When Roman architecture firm Alvisi Kirimoto created Villa S, they built three structures around the natural landscape, using local materials.

This home’s location on the northeastern coast of Sardinia came with great appeal: a beautiful environment, favourable climate, stunning views of the Golfo Aranci, and easy access to Mediterranean beaches. It was not without its challenges, though. The craggy topography gave the land a distinctive presence, but the colossal granite boulders introduced unbudgeable limitations on possible building sites.





But the architects, Rome-based Alvisi Kirimoto, saw great potential. The firm’s founders, Massimo Alvisi and Junko Kirimoto, recall that “when we went to visit the site with the client for the first time, we were struck by the light, by the beauty of the granite boulders that stand out impressively against the landscape, opposing the line of the sea.”







Rather than attempt to clear the site, they worked with it. Taking their cues from the ruins of historic buildings there, they determined to design a home that would weave its way around the boulders. They explain, “We met in the open space among the existing ruins, and it occurred to us that the project should start from there, from the design of the square and natural paths that follow the morphology of the place, with small terraces that welcome the greenery and the water.”




To do that, they divided the home into three separate structures that they could tuck amongst the boulders. The main one houses the living room, dining room, and kitchen. To create a sense of continuity between indoors and out, the architects drew from a material palette that would work for both. Orosei marble flooring extends across the interiors and the outdoors, while heavy granite masonry is used both inside and out. The architects worked with local craftspeople to lay the stone blocks without using mortar.





For the other two structures, which house bedrooms and utility areas, the architects created a sense of privacy. With walls covered in natural lime plaster, the bedroom areas have a soft, calming materiality.

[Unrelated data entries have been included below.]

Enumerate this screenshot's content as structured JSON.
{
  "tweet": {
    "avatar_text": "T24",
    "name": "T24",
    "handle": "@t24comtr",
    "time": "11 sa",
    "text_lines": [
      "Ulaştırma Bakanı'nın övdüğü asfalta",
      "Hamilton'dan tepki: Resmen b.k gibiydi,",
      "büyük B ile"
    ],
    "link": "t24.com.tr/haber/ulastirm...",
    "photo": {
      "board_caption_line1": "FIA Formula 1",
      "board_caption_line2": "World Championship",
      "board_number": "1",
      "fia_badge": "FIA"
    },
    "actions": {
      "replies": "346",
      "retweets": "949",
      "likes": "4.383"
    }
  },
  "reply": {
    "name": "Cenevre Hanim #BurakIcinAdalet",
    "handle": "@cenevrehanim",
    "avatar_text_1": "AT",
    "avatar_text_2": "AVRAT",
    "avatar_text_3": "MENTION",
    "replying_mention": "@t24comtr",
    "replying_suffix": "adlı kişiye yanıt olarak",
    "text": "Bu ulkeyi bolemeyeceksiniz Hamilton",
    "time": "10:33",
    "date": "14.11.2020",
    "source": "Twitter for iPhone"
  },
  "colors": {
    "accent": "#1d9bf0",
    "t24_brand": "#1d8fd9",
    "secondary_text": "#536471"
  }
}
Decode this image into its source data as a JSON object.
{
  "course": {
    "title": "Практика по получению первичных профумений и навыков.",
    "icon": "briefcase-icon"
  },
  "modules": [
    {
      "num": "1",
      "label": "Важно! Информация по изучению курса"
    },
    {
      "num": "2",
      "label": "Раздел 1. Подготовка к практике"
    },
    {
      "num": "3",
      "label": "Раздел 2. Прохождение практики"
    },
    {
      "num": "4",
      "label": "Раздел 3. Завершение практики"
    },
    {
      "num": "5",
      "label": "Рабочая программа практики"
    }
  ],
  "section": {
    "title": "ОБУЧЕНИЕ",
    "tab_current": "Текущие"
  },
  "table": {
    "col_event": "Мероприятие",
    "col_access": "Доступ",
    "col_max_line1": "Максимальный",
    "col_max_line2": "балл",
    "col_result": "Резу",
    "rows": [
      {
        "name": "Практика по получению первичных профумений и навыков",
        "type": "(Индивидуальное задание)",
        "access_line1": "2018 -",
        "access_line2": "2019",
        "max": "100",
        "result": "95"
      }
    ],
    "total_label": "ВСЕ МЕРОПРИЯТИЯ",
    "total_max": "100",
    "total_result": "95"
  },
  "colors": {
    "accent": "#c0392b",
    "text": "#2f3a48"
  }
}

Collectively, the three structures frame outdoor spaces with areas shaded by pergolas and roof overhangs, where the homeowners can relax amidst the Mediterranean outdoors.




Photography by Marco Cappelletti.